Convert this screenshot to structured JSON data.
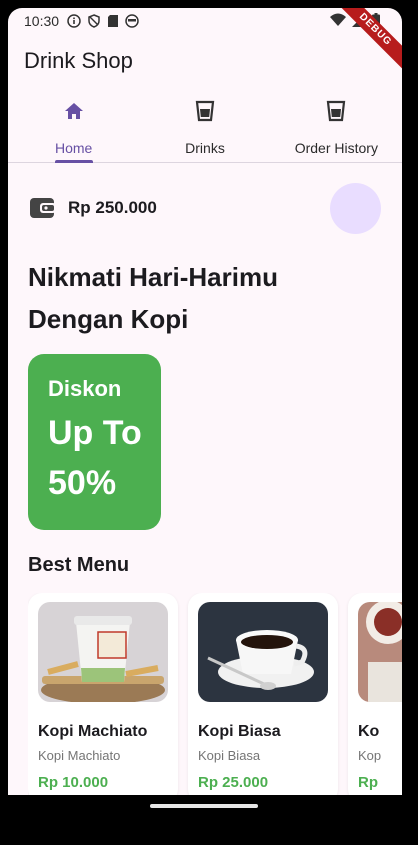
{
  "status_bar": {
    "time": "10:30",
    "debug_label": "DEBUG"
  },
  "app": {
    "title": "Drink Shop"
  },
  "tabs": [
    {
      "label": "Home",
      "icon": "home-icon",
      "active": true
    },
    {
      "label": "Drinks",
      "icon": "cup-icon",
      "active": false
    },
    {
      "label": "Order History",
      "icon": "cup-icon",
      "active": false
    }
  ],
  "wallet": {
    "amount": "Rp 250.000",
    "icon": "wallet-icon"
  },
  "headline": {
    "line1": "Nikmati Hari-Harimu",
    "line2": "Dengan Kopi"
  },
  "promo": {
    "line1": "Diskon",
    "line2": "Up To",
    "line3": "50%"
  },
  "best_menu": {
    "title": "Best Menu",
    "items": [
      {
        "name": "Kopi Machiato",
        "subtitle": "Kopi Machiato",
        "price": "Rp 10.000"
      },
      {
        "name": "Kopi Biasa",
        "subtitle": "Kopi Biasa",
        "price": "Rp 25.000"
      },
      {
        "name": "Ko",
        "subtitle": "Kop",
        "price": "Rp"
      }
    ]
  },
  "colors": {
    "accent": "#6750a4",
    "promo": "#4caf50",
    "price": "#4caf50",
    "avatar": "#e9ddff",
    "background": "#fef7fb"
  }
}
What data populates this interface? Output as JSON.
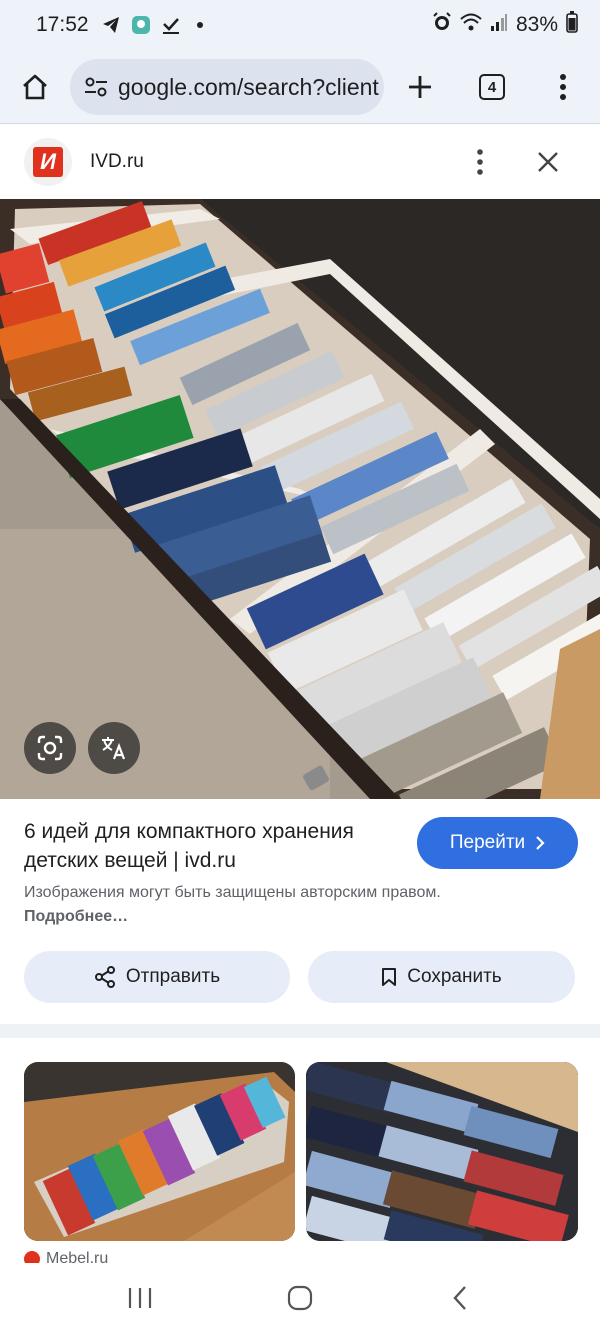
{
  "status_bar": {
    "time": "17:52",
    "battery": "83%"
  },
  "browser": {
    "url": "google.com/search?client",
    "tab_count": "4"
  },
  "source": {
    "favicon_letter": "И",
    "name": "IVD.ru"
  },
  "result": {
    "title": "6 идей для компактного хранения детских вещей | ivd.ru",
    "goto_label": "Перейти",
    "copyright_text": "Изображения могут быть защищены авторским правом.",
    "more_link": "Подробнее…",
    "share_label": "Отправить",
    "save_label": "Сохранить"
  },
  "related": {
    "first_source": "Mebel.ru"
  },
  "colors": {
    "accent": "#2f6fe0",
    "chip_bg": "#e6edf8",
    "toolbar_bg": "#eef2f9",
    "brand_red": "#e0301e"
  },
  "icons": [
    "home-icon",
    "site-settings-icon",
    "plus-icon",
    "tabs-icon",
    "more-vert-icon",
    "close-icon",
    "google-lens-icon",
    "translate-icon",
    "chevron-right-icon",
    "share-icon",
    "bookmark-icon",
    "recent-apps-icon",
    "home-nav-icon",
    "back-icon"
  ]
}
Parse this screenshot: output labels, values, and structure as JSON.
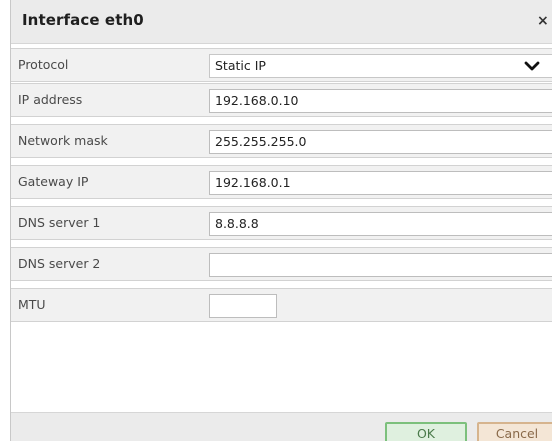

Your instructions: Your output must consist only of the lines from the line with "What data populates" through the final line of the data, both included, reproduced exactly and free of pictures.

Worked solution:
What data populates this interface? Output as JSON.
{
  "status_bar": {
    "time": "17:52",
    "battery": "83%"
  },
  "browser": {
    "url": "google.com/search?client",
    "tab_count": "4"
  },
  "source": {
    "favicon_letter": "И",
    "name": "IVD.ru"
  },
  "result": {
    "title": "6 идей для компактного хранения детских вещей | ivd.ru",
    "goto_label": "Перейти",
    "copyright_text": "Изображения могут быть защищены авторским правом.",
    "more_link": "Подробнее…",
    "share_label": "Отправить",
    "save_label": "Сохранить"
  },
  "related": {
    "first_source": "Mebel.ru"
  },
  "colors": {
    "accent": "#2f6fe0",
    "chip_bg": "#e6edf8",
    "toolbar_bg": "#eef2f9",
    "brand_red": "#e0301e"
  },
  "icons": [
    "home-icon",
    "site-settings-icon",
    "plus-icon",
    "tabs-icon",
    "more-vert-icon",
    "close-icon",
    "google-lens-icon",
    "translate-icon",
    "chevron-right-icon",
    "share-icon",
    "bookmark-icon",
    "recent-apps-icon",
    "home-nav-icon",
    "back-icon"
  ]
}
Parse this screenshot: output labels, values, and structure as JSON.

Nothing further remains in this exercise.